* _Your goal_:
The whole listing below needs to be duplicated exactly, pictures aside.
** Opening Data for processing block **
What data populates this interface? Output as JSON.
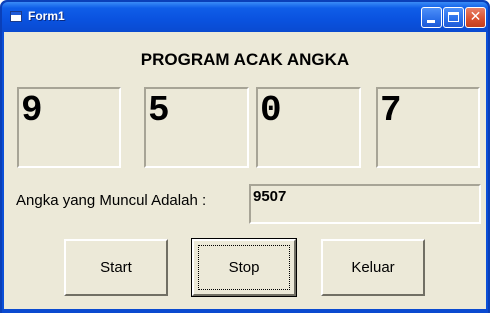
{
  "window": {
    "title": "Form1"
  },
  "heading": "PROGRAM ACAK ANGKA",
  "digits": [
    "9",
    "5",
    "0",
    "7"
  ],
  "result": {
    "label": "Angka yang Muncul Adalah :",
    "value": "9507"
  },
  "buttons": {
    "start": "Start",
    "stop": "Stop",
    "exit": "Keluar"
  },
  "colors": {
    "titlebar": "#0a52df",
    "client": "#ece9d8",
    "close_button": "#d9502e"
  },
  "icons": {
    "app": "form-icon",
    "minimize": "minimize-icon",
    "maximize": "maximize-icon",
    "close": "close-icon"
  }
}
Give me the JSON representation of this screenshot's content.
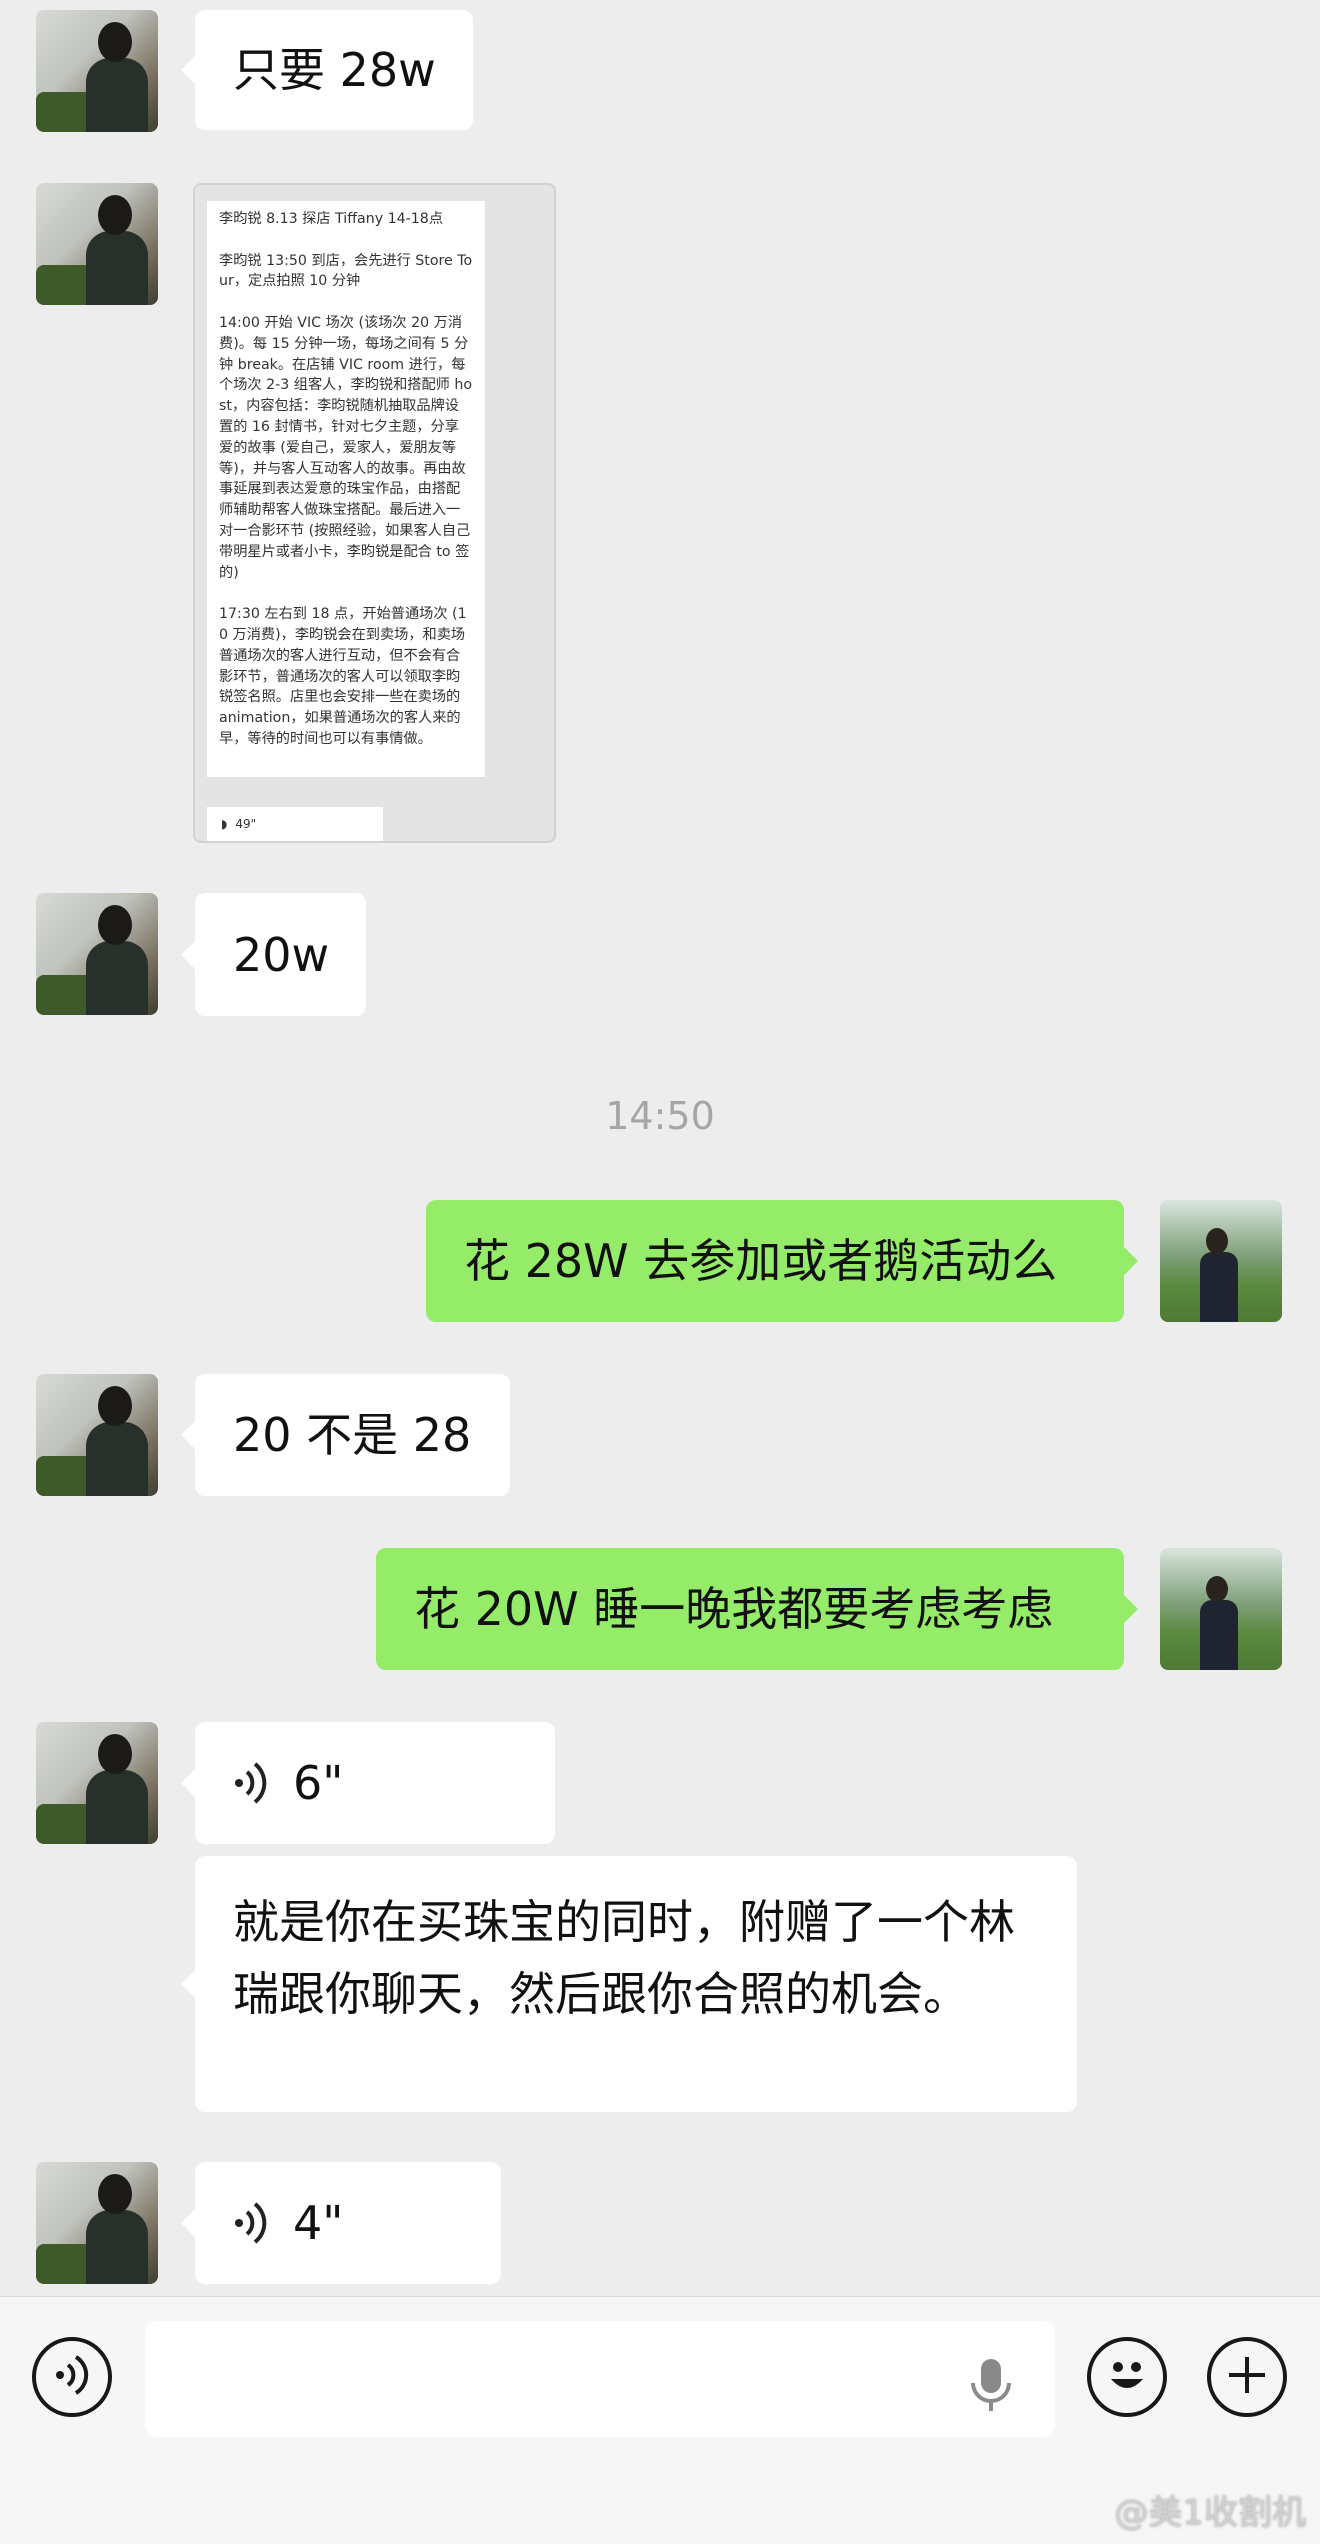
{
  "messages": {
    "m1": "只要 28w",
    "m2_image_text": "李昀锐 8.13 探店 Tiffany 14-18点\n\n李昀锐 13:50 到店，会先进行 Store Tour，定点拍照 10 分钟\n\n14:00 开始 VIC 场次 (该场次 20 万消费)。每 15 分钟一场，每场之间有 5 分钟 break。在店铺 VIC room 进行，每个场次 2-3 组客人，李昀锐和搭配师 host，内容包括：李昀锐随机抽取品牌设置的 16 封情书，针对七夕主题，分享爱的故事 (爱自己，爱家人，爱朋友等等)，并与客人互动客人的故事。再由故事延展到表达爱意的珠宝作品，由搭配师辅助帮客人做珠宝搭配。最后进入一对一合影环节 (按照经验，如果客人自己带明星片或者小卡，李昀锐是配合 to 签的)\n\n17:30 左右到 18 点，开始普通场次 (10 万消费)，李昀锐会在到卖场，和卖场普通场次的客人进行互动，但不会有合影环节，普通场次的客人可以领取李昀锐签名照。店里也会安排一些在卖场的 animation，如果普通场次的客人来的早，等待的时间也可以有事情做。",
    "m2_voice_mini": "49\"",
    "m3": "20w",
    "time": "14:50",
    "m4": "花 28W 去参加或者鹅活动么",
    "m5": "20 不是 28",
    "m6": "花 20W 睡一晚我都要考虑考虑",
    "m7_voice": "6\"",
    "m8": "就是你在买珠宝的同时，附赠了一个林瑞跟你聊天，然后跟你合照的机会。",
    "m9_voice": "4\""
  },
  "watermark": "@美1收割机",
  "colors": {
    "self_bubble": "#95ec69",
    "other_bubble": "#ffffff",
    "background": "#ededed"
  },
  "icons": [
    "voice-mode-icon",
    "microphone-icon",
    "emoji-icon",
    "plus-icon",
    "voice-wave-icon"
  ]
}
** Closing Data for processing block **
* _Output_:
What data populates this interface? Output as JSON.
{
  "window": {
    "title": "Form1"
  },
  "heading": "PROGRAM ACAK ANGKA",
  "digits": [
    "9",
    "5",
    "0",
    "7"
  ],
  "result": {
    "label": "Angka yang Muncul Adalah :",
    "value": "9507"
  },
  "buttons": {
    "start": "Start",
    "stop": "Stop",
    "exit": "Keluar"
  },
  "colors": {
    "titlebar": "#0a52df",
    "client": "#ece9d8",
    "close_button": "#d9502e"
  },
  "icons": {
    "app": "form-icon",
    "minimize": "minimize-icon",
    "maximize": "maximize-icon",
    "close": "close-icon"
  }
}
Give me the JSON representation of this screenshot's content.
{
  "messages": {
    "m1": "只要 28w",
    "m2_image_text": "李昀锐 8.13 探店 Tiffany 14-18点\n\n李昀锐 13:50 到店，会先进行 Store Tour，定点拍照 10 分钟\n\n14:00 开始 VIC 场次 (该场次 20 万消费)。每 15 分钟一场，每场之间有 5 分钟 break。在店铺 VIC room 进行，每个场次 2-3 组客人，李昀锐和搭配师 host，内容包括：李昀锐随机抽取品牌设置的 16 封情书，针对七夕主题，分享爱的故事 (爱自己，爱家人，爱朋友等等)，并与客人互动客人的故事。再由故事延展到表达爱意的珠宝作品，由搭配师辅助帮客人做珠宝搭配。最后进入一对一合影环节 (按照经验，如果客人自己带明星片或者小卡，李昀锐是配合 to 签的)\n\n17:30 左右到 18 点，开始普通场次 (10 万消费)，李昀锐会在到卖场，和卖场普通场次的客人进行互动，但不会有合影环节，普通场次的客人可以领取李昀锐签名照。店里也会安排一些在卖场的 animation，如果普通场次的客人来的早，等待的时间也可以有事情做。",
    "m2_voice_mini": "49\"",
    "m3": "20w",
    "time": "14:50",
    "m4": "花 28W 去参加或者鹅活动么",
    "m5": "20 不是 28",
    "m6": "花 20W 睡一晚我都要考虑考虑",
    "m7_voice": "6\"",
    "m8": "就是你在买珠宝的同时，附赠了一个林瑞跟你聊天，然后跟你合照的机会。",
    "m9_voice": "4\""
  },
  "watermark": "@美1收割机",
  "colors": {
    "self_bubble": "#95ec69",
    "other_bubble": "#ffffff",
    "background": "#ededed"
  },
  "icons": [
    "voice-mode-icon",
    "microphone-icon",
    "emoji-icon",
    "plus-icon",
    "voice-wave-icon"
  ]
}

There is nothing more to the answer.